Instructions for the task: Scan the entries below. Report each line where the string "Process" occurs.

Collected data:
=== Begin Enclosure ===
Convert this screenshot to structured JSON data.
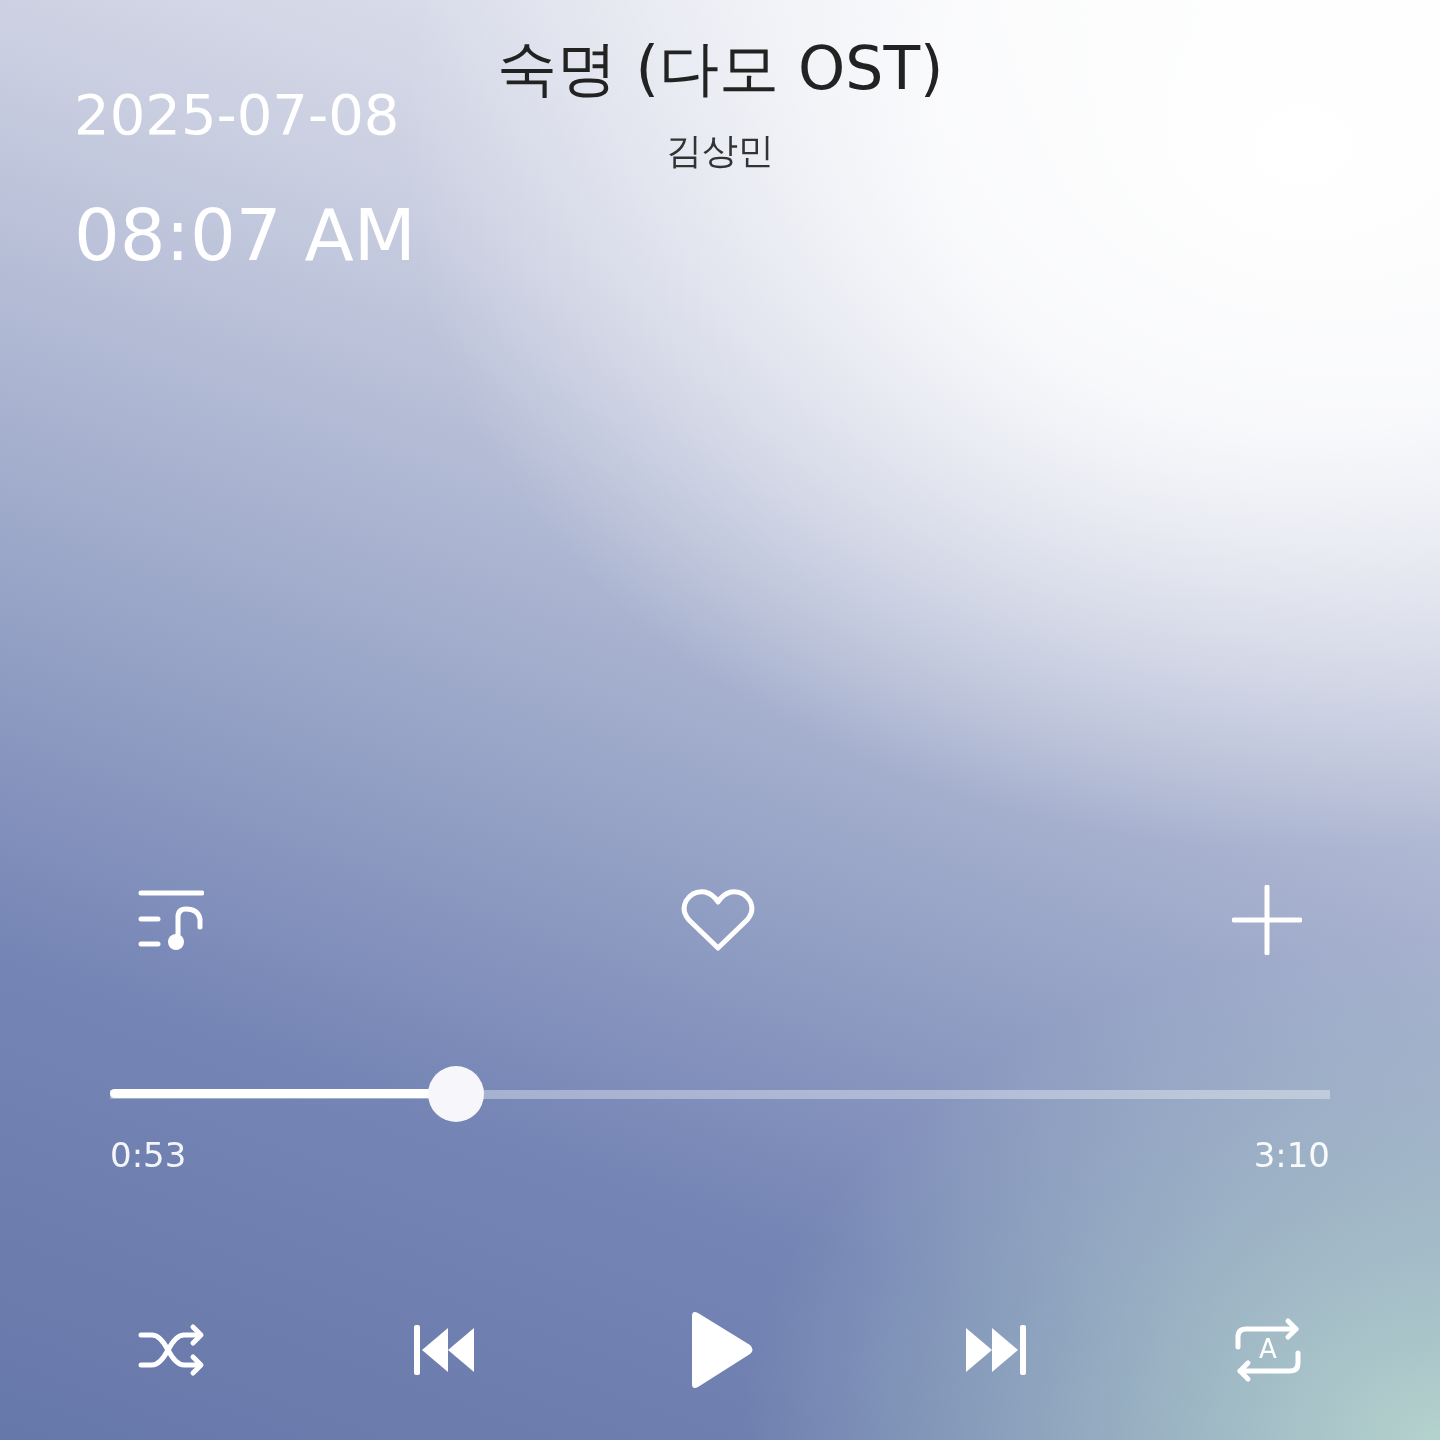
{
  "clock": {
    "date": "2025-07-08",
    "time": "08:07 AM"
  },
  "track": {
    "title": "숙명 (다모 OST)",
    "artist": "김상민",
    "liked": false
  },
  "progress": {
    "level": 0.284,
    "elapsed": "0:53",
    "duration": "3:10"
  },
  "playback": {
    "playing": false,
    "shuffle": false,
    "repeat_label": "A"
  }
}
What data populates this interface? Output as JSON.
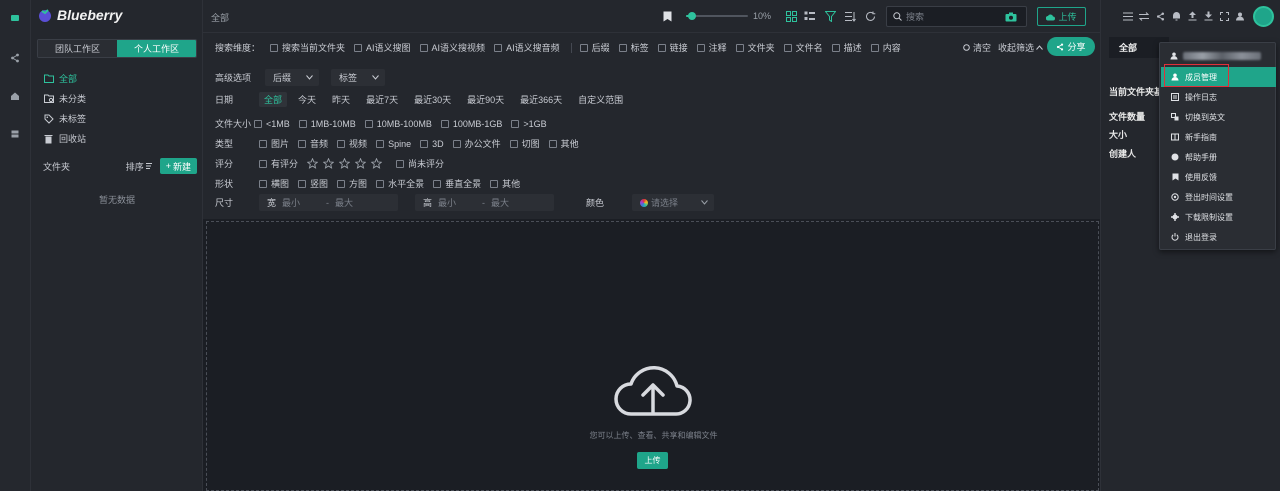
{
  "app": {
    "name": "Blueberry"
  },
  "sidebar": {
    "tabs": [
      {
        "label": "团队工作区",
        "active": false
      },
      {
        "label": "个人工作区",
        "active": true
      }
    ],
    "items": [
      {
        "label": "全部",
        "icon": "folder-icon",
        "active": true
      },
      {
        "label": "未分类",
        "icon": "uncategorized-icon",
        "active": false
      },
      {
        "label": "未标签",
        "icon": "tag-icon",
        "active": false
      },
      {
        "label": "回收站",
        "icon": "trash-icon",
        "active": false
      }
    ],
    "folder_label": "文件夹",
    "sort_label": "排序",
    "new_label": "新建",
    "empty_text": "暂无数据"
  },
  "topbar": {
    "breadcrumb": "全部",
    "zoom_value": "10%",
    "zoom_fraction": 0.1,
    "search_placeholder": "搜索",
    "upload_label": "上传"
  },
  "filters": {
    "scope_label": "搜索维度：",
    "scope_options": [
      "搜索当前文件夹",
      "AI语义搜图",
      "AI语义搜视频",
      "AI语义搜音频"
    ],
    "field_options": [
      "后缀",
      "标签",
      "链接",
      "注释",
      "文件夹",
      "文件名",
      "描述",
      "内容"
    ],
    "clear_label": "清空",
    "collapse_label": "收起筛选",
    "share_label": "分享",
    "advanced_label": "高级选项",
    "advanced_selects": [
      "后缀",
      "标签"
    ],
    "date_label": "日期",
    "date_options": [
      "全部",
      "今天",
      "昨天",
      "最近7天",
      "最近30天",
      "最近90天",
      "最近366天",
      "自定义范围"
    ],
    "size_label": "文件大小",
    "size_options": [
      "<1MB",
      "1MB-10MB",
      "10MB-100MB",
      "100MB-1GB",
      ">1GB"
    ],
    "type_label": "类型",
    "type_options": [
      "图片",
      "音频",
      "视频",
      "Spine",
      "3D",
      "办公文件",
      "切图",
      "其他"
    ],
    "rating_label": "评分",
    "rating_has": "有评分",
    "rating_none": "尚未评分",
    "shape_label": "形状",
    "shape_options": [
      "横图",
      "竖图",
      "方图",
      "水平全景",
      "垂直全景",
      "其他"
    ],
    "dim_label": "尺寸",
    "width_label": "宽",
    "height_label": "高",
    "min_placeholder": "最小",
    "max_placeholder": "最大",
    "color_label": "颜色",
    "color_placeholder": "请选择"
  },
  "dropzone": {
    "text": "您可以上传、查看、共享和编辑文件",
    "upload_label": "上传"
  },
  "right_panel": {
    "tab": "全部",
    "title": "当前文件夹基本",
    "fields": [
      "文件数量",
      "大小",
      "创建人"
    ]
  },
  "menu": {
    "items": [
      {
        "label": "成员管理",
        "icon": "member-icon",
        "active": true
      },
      {
        "label": "操作日志",
        "icon": "log-icon",
        "active": false
      },
      {
        "label": "切换到英文",
        "icon": "translate-icon",
        "active": false
      },
      {
        "label": "新手指南",
        "icon": "guide-icon",
        "active": false
      },
      {
        "label": "帮助手册",
        "icon": "help-icon",
        "active": false
      },
      {
        "label": "使用反馈",
        "icon": "feedback-icon",
        "active": false
      },
      {
        "label": "登出时间设置",
        "icon": "settings-icon",
        "active": false
      },
      {
        "label": "下载限制设置",
        "icon": "gear-icon",
        "active": false
      },
      {
        "label": "退出登录",
        "icon": "power-icon",
        "active": false
      }
    ]
  },
  "colors": {
    "accent": "#1fa58a",
    "accent_light": "#2ec29d",
    "bg": "#1b1e24",
    "panel": "#24272d",
    "highlight": "#e0303a"
  }
}
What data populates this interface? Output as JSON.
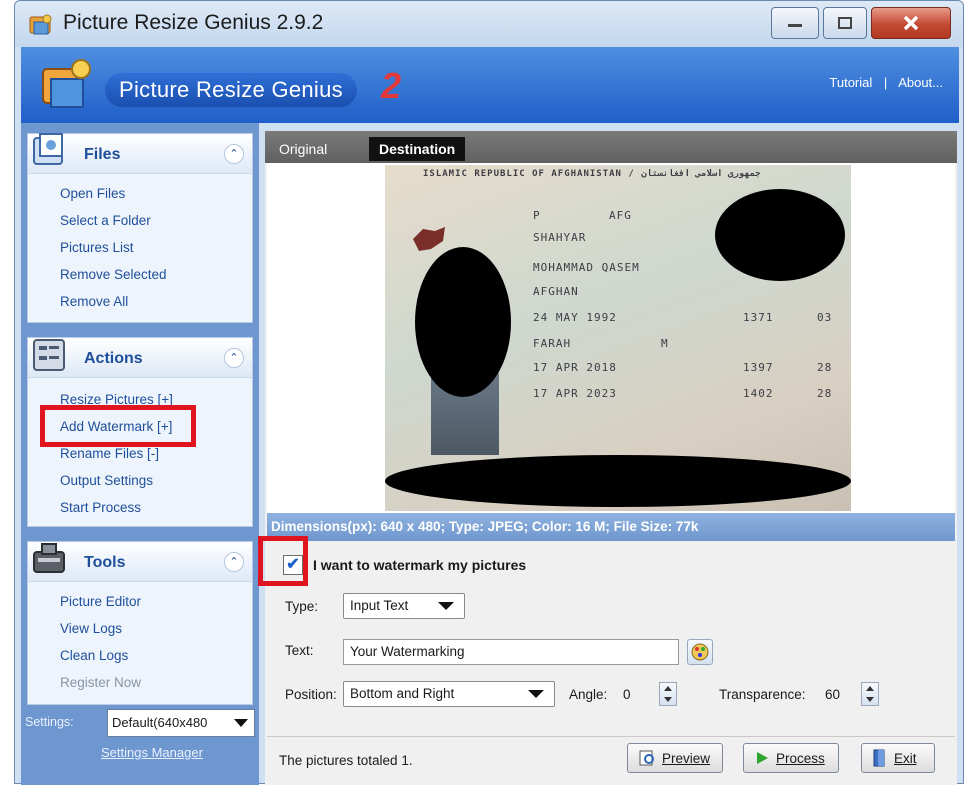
{
  "window": {
    "title": "Picture Resize Genius 2.9.2"
  },
  "banner": {
    "name": "Picture Resize Genius",
    "version": "2",
    "link_tutorial": "Tutorial",
    "link_sep": "|",
    "link_about": "About..."
  },
  "sidebar": {
    "files": {
      "title": "Files",
      "items": [
        "Open Files",
        "Select a Folder",
        "Pictures List",
        "Remove Selected",
        "Remove All"
      ]
    },
    "actions": {
      "title": "Actions",
      "items": [
        "Resize Pictures [+]",
        "Add Watermark [+]",
        "Rename Files [-]",
        "Output Settings",
        "Start Process"
      ]
    },
    "tools": {
      "title": "Tools",
      "items": [
        "Picture Editor",
        "View Logs",
        "Clean Logs",
        "Register Now"
      ]
    },
    "settings": {
      "label": "Settings:",
      "selected": "Default(640x480",
      "manager_link": "Settings Manager"
    }
  },
  "tabs": {
    "original": "Original",
    "destination": "Destination"
  },
  "preview": {
    "passport_lines": [
      "ISLAMIC REPUBLIC OF AFGHANISTAN / جمهوری اسلامی افغانستان",
      "P",
      "AFG",
      "SHAHYAR",
      "MOHAMMAD QASEM",
      "AFGHAN",
      "24 MAY 1992",
      "FARAH",
      "M",
      "17 APR 2018",
      "17 APR 2023",
      "1371",
      "03",
      "1397",
      "28",
      "1402",
      "28"
    ],
    "dimensions": "Dimensions(px): 640 x 480; Type: JPEG; Color: 16 M; File Size: 77k"
  },
  "watermark": {
    "checkbox_label": "I want to watermark my pictures",
    "checked": true,
    "type_label": "Type:",
    "type_value": "Input Text",
    "text_label": "Text:",
    "text_value": "Your Watermarking",
    "position_label": "Position:",
    "position_value": "Bottom and Right",
    "angle_label": "Angle:",
    "angle_value": "0",
    "transparence_label": "Transparence:",
    "transparence_value": "60"
  },
  "footer": {
    "status": "The pictures totaled 1.",
    "preview_label": "Preview",
    "process_label": "Process",
    "exit_label": "Exit"
  },
  "colors": {
    "highlight_box": "#e0141e",
    "banner_blue": "#1f5fc9",
    "sidebar_blue": "#6f97cf"
  }
}
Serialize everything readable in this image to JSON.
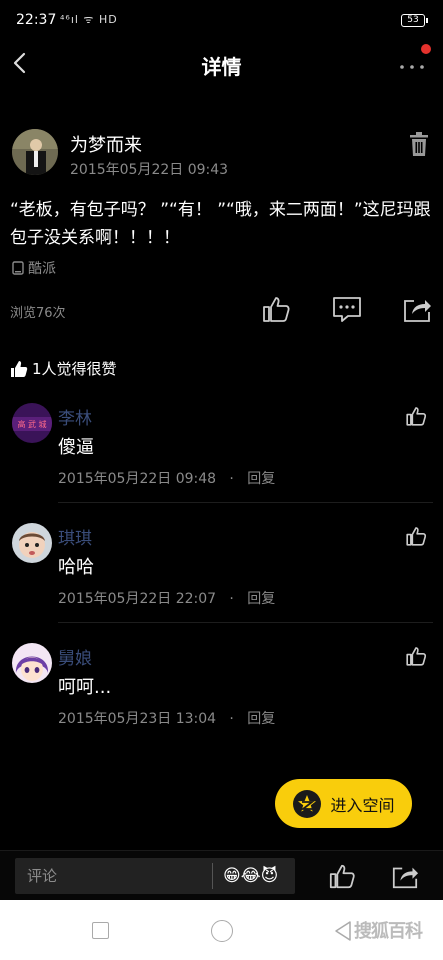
{
  "status_bar": {
    "time": "22:37",
    "signal": "⁴⁶ıl ᯤ HD",
    "battery": "53"
  },
  "nav": {
    "title": "详情"
  },
  "post": {
    "author": "为梦而来",
    "time": "2015年05月22日 09:43",
    "content": "“老板，有包子吗？ ”“有！ ”“哦，来二两面！”这尼玛跟包子没关系啊！！！！",
    "source": "酷派",
    "views": "浏览76次"
  },
  "likes_summary": "1人觉得很赞",
  "comments": [
    {
      "name": "李林",
      "text": "傻逼",
      "time": "2015年05月22日 09:48",
      "dot": "·",
      "reply": "回复",
      "avatar_text": "高 武 城"
    },
    {
      "name": "琪琪",
      "text": "哈哈",
      "time": "2015年05月22日 22:07",
      "dot": "·",
      "reply": "回复"
    },
    {
      "name": "舅娘",
      "text": "呵呵...",
      "time": "2015年05月23日 13:04",
      "dot": "·",
      "reply": "回复"
    }
  ],
  "space_button": {
    "label": "进入空间"
  },
  "bottom_bar": {
    "comment_placeholder": "评论",
    "emojis": "😁😂😈"
  },
  "watermark": "搜狐百科",
  "colors": {
    "accent": "#f9cd0c",
    "comment_name": "#3a4d7a",
    "background": "#000000",
    "muted": "#8a8a8a",
    "notify_dot": "#e5322d"
  }
}
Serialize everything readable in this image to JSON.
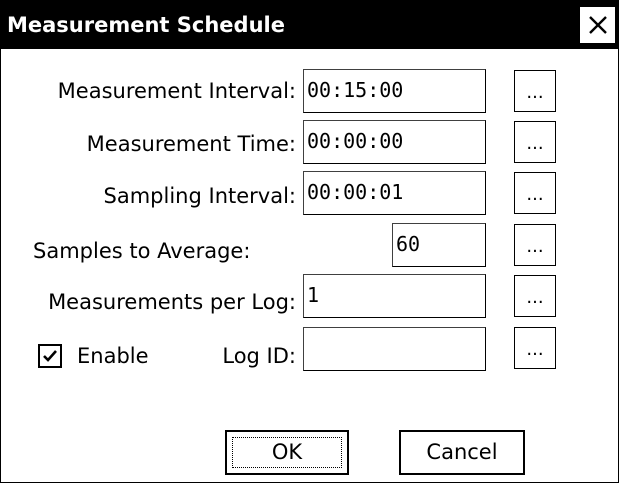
{
  "dialog": {
    "title": "Measurement Schedule",
    "close_icon": "close-icon"
  },
  "fields": {
    "measurement_interval": {
      "label": "Measurement Interval:",
      "value": "00:15:00",
      "button": "..."
    },
    "measurement_time": {
      "label": "Measurement Time:",
      "value": "00:00:00",
      "button": "..."
    },
    "sampling_interval": {
      "label": "Sampling Interval:",
      "value": "00:00:01",
      "button": "..."
    },
    "samples_to_average": {
      "label": "Samples to Average:",
      "value": "60",
      "button": "..."
    },
    "measurements_per_log": {
      "label": "Measurements per Log:",
      "value": "1",
      "button": "..."
    },
    "log_id": {
      "label": "Log ID:",
      "value": "",
      "button": "..."
    }
  },
  "enable": {
    "label": "Enable",
    "checked": true
  },
  "buttons": {
    "ok": "OK",
    "cancel": "Cancel"
  }
}
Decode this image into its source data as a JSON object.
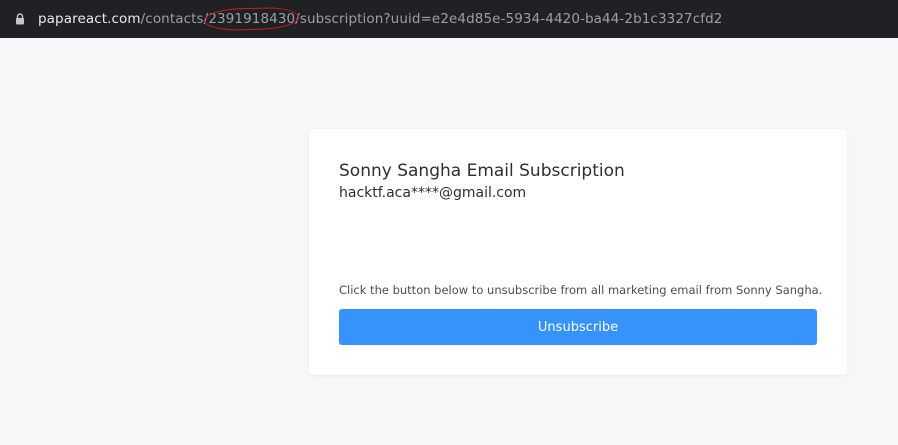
{
  "browser": {
    "url": {
      "domain": "papareact.com",
      "path_before": "/contacts/",
      "contact_id": "2391918430",
      "path_after": "/subscription?uuid=e2e4d85e-5934-4420-ba44-2b1c3327cfd2"
    },
    "icons": {
      "lock": "lock-icon"
    },
    "colors": {
      "toolbar_bg": "#202124",
      "highlight_annotation": "#d0181f"
    }
  },
  "card": {
    "title": "Sonny Sangha Email Subscription",
    "email": "hacktf.aca****@gmail.com",
    "note": "Click the button below to unsubscribe from all marketing email from Sonny Sangha.",
    "button_label": "Unsubscribe"
  },
  "colors": {
    "page_bg": "#f6f7f9",
    "button_bg": "#3593fb"
  }
}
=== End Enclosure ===
Expected output:
        "Start Process"
    "process_label": "Process",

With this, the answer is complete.